by Meg White
There are a lot of wild theories about what is driving Sen. Joe Lieberman (I-CT) to oppose healthcare reform. Why would a man who has recently expressed support for health insurance reform, universal healthcare, expanding Medicare and SCHIP turn around and oppose those things once they had a chance at becoming law?
Many think he's been bought off by Big Pharma and the powerful health insurance companies in his home state. Others point to his bitterness over being abandoned by the Democratic Party in his 2006 bid to keep his Senate seat, or just to his ego. Some of the wilder theories revolve around Israel, blackmail and White House involvement.
Honestly, I don't know what to think. So when I got a chance to talk to Lieberman's former roommate at Yale, writer David Wyles, I had to ask.
"I wish I knew. I think there are aspects of those theories that are true," Wyles told me (though he agreed with me that the Israel motive is far-fetched). "Certainly he holds a grudge against the Democratic Party."
And though the idea of Lieberman taking a job in the insurance or pharmaceutical industries amounts to the type of quid pro quo that would repel most of us, Wyles is pretty certain of that possibility.
"They can offer him a big job as a lobbyist or as an executive," he said. And Lieberman will take it: "He has become shameless."
Wyles remembers Lieberman as a different kind of person. He was always a politician -- Wyles said one of Lieberman's nicknames in college was "Senator" -- but he used to have scruples.
"He was always a Scoop Jackson kind of Democrat," Wyles explained. Still, he's puzzled at how Lieberman could have "gone over to the dark side."
They haven't spoken for years now, and Wyles said he's "sorry to see that Joe has become such a shallow husk of a man."
"I see the same kind of gestures, soft voice and smiles, and that's Joe," he said. "And yet, when I see it now, it infuriates me."
Though Lieberman's current transgressions against healthcare are on the top of most minds contemplating the senator, Wyles has a longer view. He supported Lieberman's political ambitions all the way through his vice presidential run in 2000, but the two finally broke over Lieberman's support for the Iraq war.
"Joe almost reached the number of deferments that 'five-deferment Cheney' did," Wyles said. "He's for wars, but he's not for sending his kids" to fight in the conflicts that "he's so hot to make."
Wyles also pointed out that Lieberman betrayed President Clinton during his impeachment hearings before betraying Obama during the 2008 presidential race. With these multiple betrayals, I wondered aloud how the Democratic leadership could possibly negotiate with this "shameless" politician.
"I don't know," he said.
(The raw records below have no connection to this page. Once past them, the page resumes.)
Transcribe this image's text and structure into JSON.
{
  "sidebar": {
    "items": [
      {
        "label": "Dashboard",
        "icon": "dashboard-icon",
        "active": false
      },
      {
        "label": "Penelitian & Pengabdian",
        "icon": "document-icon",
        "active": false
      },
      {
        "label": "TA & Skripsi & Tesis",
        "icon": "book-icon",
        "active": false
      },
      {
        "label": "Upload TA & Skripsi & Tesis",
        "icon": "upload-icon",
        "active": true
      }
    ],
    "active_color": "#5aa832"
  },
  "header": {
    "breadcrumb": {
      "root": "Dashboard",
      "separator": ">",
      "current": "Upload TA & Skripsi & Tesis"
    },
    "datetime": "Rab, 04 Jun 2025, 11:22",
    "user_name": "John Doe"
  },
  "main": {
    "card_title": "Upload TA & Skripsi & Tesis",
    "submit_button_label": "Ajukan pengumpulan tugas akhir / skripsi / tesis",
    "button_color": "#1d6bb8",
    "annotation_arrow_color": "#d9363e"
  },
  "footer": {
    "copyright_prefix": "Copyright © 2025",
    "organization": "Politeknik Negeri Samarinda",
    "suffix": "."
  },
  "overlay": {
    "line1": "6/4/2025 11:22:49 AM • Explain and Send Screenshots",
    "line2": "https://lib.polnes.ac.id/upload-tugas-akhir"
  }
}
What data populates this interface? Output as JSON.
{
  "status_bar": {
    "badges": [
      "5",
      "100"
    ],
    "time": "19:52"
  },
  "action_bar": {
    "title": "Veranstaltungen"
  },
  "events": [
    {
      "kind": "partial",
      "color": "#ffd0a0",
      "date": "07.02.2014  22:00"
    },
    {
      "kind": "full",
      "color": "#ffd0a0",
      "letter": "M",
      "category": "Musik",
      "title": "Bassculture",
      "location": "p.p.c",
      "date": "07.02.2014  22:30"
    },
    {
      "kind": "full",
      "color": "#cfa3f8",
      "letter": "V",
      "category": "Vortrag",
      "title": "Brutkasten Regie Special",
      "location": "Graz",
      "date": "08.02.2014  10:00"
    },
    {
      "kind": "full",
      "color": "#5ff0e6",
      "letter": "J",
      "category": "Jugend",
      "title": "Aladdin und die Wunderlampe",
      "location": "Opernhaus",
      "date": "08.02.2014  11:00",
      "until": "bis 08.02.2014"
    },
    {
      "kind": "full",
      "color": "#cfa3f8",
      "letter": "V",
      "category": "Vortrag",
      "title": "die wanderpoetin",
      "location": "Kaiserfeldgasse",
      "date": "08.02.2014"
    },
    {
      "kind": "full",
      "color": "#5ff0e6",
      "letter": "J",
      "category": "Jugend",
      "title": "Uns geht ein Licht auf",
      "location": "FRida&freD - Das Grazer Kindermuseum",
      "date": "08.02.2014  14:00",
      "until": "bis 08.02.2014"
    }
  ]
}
Wyles keeps coming back to the fact that the Democratic Party kept giving Lieberman second chances. "What struck me as being very strange was the Clinton and Obama forgiveness of Joe."
When you think about it rationally, it is a difficult thing to understand. When considering the recent reports of Senate staffers complaining that White House Chief of Staff Rahm Emanuel basically ordered Senate Majority Leader Harry Reid to give Lieberman what he wants, that whole idea of a White House role in Lieberman's resistance to healthcare makes more sense. Could it be that Lieberman is taking direction from the White House?
"The terrible thing is I don't find that hard to believe," Wyles said.
Lieberman's rejection of progressive reforms to the healthcare industry is undebatable. Still, there are many in Congress who will have to make a decision whether to hold their noses and vote for the bill, or reject the notion that Lieberman should be allowed have his demands met. Wyles says he knows what he would do.
"I'd block it. I'm with Howard Dean. I understand people like [Oregon's Democratic Sen.] Ron Wyden saying there's some good there," he said. "But maybe that's why I wouldn't make a good politician: I speak my mind."
While speaking one's mind may not be the best tactic for a successful political career, certainly Lieberman's strategy does not bode well for his reelection. Not only is Lieberman extremely unpopular in his home state (recent polls indicate he would lose his seat if an election were held today) but Connecticut voters also strongly favor a public option.
Though he isn't up for reelection until 2012, liberals will not forget this latest slight very quickly. Regardless of his chances, however, Wyles doesn't think Lieberman is committing political suicide (at least not knowingly).
"I think he still thinks he's going to keep his seat. He's got a monstrous ego," Wyles explained. Which is not to say he thinks Lieberman stands a chance: "I don't know how he can play this game of 'honorable person seeking to do right by the people.'"
Honestly, I don't know either.